Biopsy - open lung
Open lung biopsy is a test in which a small piece of the lung tissue is removed through a surgical incision in the chest. The sample is then examined for cancer, infection, or lung diseases.
How the test is performed
The open lung biopsy is done in a hospital operating room under general anesthesia (while you are unconscious and pain-free). Throughout the procedure, you are given a mixture of anesthetic gas and oxygen through a tube that is inserted through the mouth and into the airway that leads to the lungs.
The skin is cleansed and an incision is made over the area to be sampled. A small piece of the lung tissue is removed. The incision is then stitched closed.
A chest tube may be left in place for 1 to 2 days to prevent the lung from collapsing.
How to prepare for the test
Inform the health care provider if you are pregnant, if you have allergies to any medication, which medications you are taking (including any herbal preparations), and if you have a bleeding problem.
You must sign a consent form. You will be asked not to eat or drink for 8 to 12 hours before the biopsy.
Infants and children:
The physical and psychological preparation you can provide for this or any test or procedure depends on your child’s age, interests, previous experience, and level of trust. For specific information regarding how you can prepare your child, see the following topics as they correspond to your child’s age:
- Infant test or procedure preparation (birth to 1 year)
- Toddler test or procedure preparation (1 to 3 years)
- Preschooler test or procedure preparation (3 to 6 years)
- Schoolage test or procedure preparation (6 to 12 years)
- Adolescent test or procedure preparation (12 to 18 years)
How the test will feel
When you wake up after the procedure, you will feel drowsy for several hours. You may have a mild sore throat from the tube. You will feel some discomfort and pain at the incision site.
Why the test is performed
The open lung biopsy is done to evaluate abnormalities detected by X-ray or CT scan.

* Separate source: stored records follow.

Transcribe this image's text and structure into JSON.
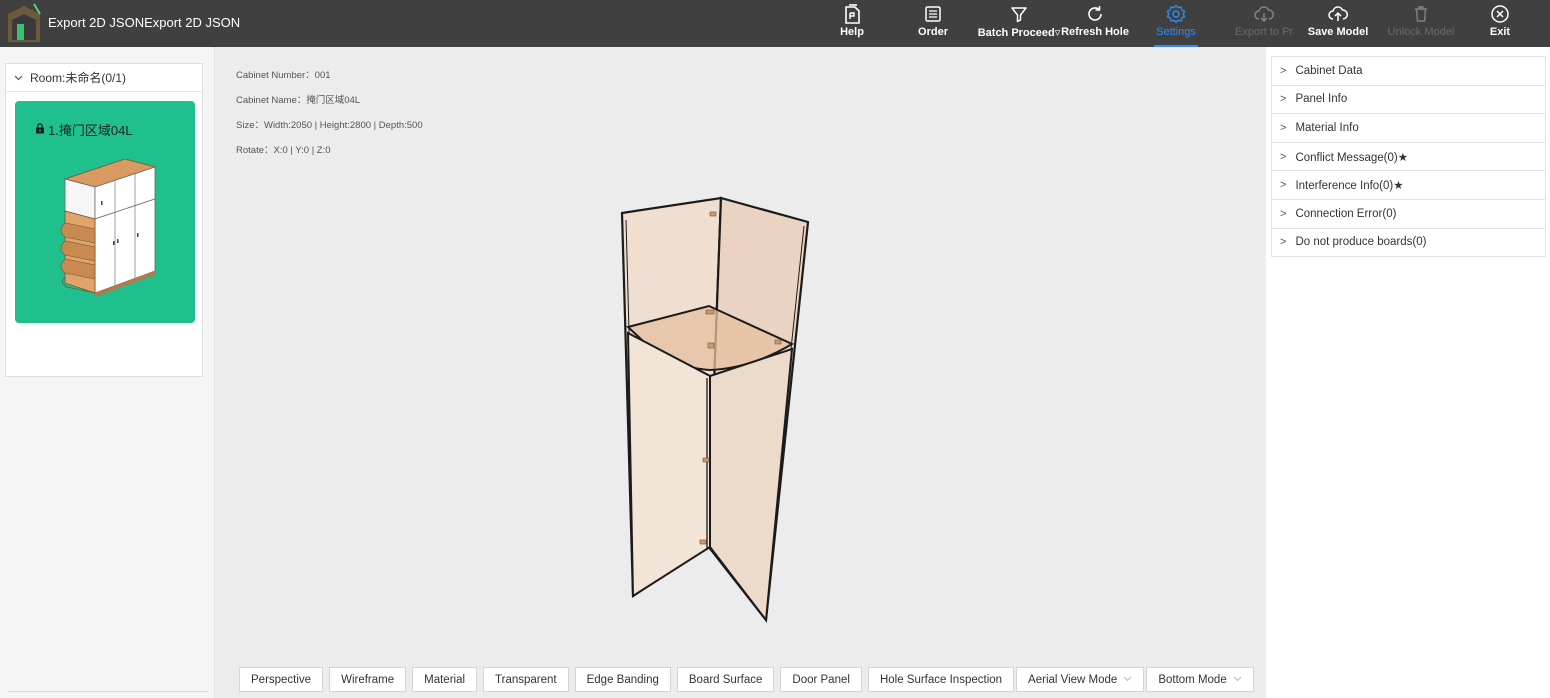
{
  "app": {
    "title": "Export 2D JSONExport 2D JSON"
  },
  "toolbar": {
    "help": "Help",
    "order": "Order",
    "batch_proceed": "Batch Proceed▿",
    "refresh_hole": "Refresh Hole",
    "settings": "Settings",
    "export_to_produce": "Export to Produce",
    "save_model": "Save Model",
    "unlock_model": "Unlock Model",
    "exit": "Exit"
  },
  "room": {
    "label": "Room:未命名(0/1)",
    "cabinet_card_title": "1.掩门区域04L"
  },
  "cabinet_info": {
    "number": "Cabinet Number：001",
    "name": "Cabinet Name：掩门区域04L",
    "size": "Size：Width:2050 | Height:2800 | Depth:500",
    "rotate": "Rotate：X:0 | Y:0 | Z:0"
  },
  "view_buttons": {
    "perspective": "Perspective",
    "wireframe": "Wireframe",
    "material": "Material",
    "transparent": "Transparent",
    "edge_banding": "Edge Banding",
    "board_surface": "Board Surface",
    "door_panel": "Door Panel",
    "hole_surface_inspection": "Hole Surface Inspection",
    "aerial_view_mode": "Aerial View Mode",
    "bottom_mode": "Bottom Mode"
  },
  "right_panel": {
    "items": [
      {
        "label": "Cabinet Data"
      },
      {
        "label": "Panel Info"
      },
      {
        "label": "Material Info"
      },
      {
        "label": "Conflict Message(0)★"
      },
      {
        "label": "Interference Info(0)★"
      },
      {
        "label": "Connection Error(0)"
      },
      {
        "label": "Do not produce boards(0)"
      }
    ]
  },
  "colors": {
    "topbar": "#404040",
    "accent": "#2f8cf0",
    "card": "#1fbf8e",
    "panel_wood": "#f0ded0"
  }
}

This procedure is usually used after other tests have been inconclusive.
The lung tissue will be uniform in texture, and the structure is normal.
What abnormal results mean
Abnormal results may indicate cancer, benign tumors, lung diseases, and certain infections.
Additional conditions under which the test may be performed:
- Acute pulmonary eosinophilia (Loeffler’s syndrome)
- Chronic pulmonary coccidioidomycosis
- Disseminated coccidioidomycosis
- Disseminated tuberculosis (infectious)
- Chronic pulmonary histoplasmosis
- Mesothelioma (benign-fibrous)
- Mesothelioma (malignant)
- Pneumonia with lung abscess
- Primary lung cancer
- Pulmonary aspergillosis
- Pulmonary tuberculosis
- Rheumatoid lung disease
- Viral pneumonia
- Wegener’s granulomatosis
What the risks are
There is a possibility of infection or an air leak into the chest. How great the risk is depends on the pre-existing lung disease.
by Brenda A. Kuper, M.D.
All ArmMed Media material is provided for information only and is neither advice nor a substitute for proper medical care. Consult a qualified healthcare professional who understands your particular history for individual concerns.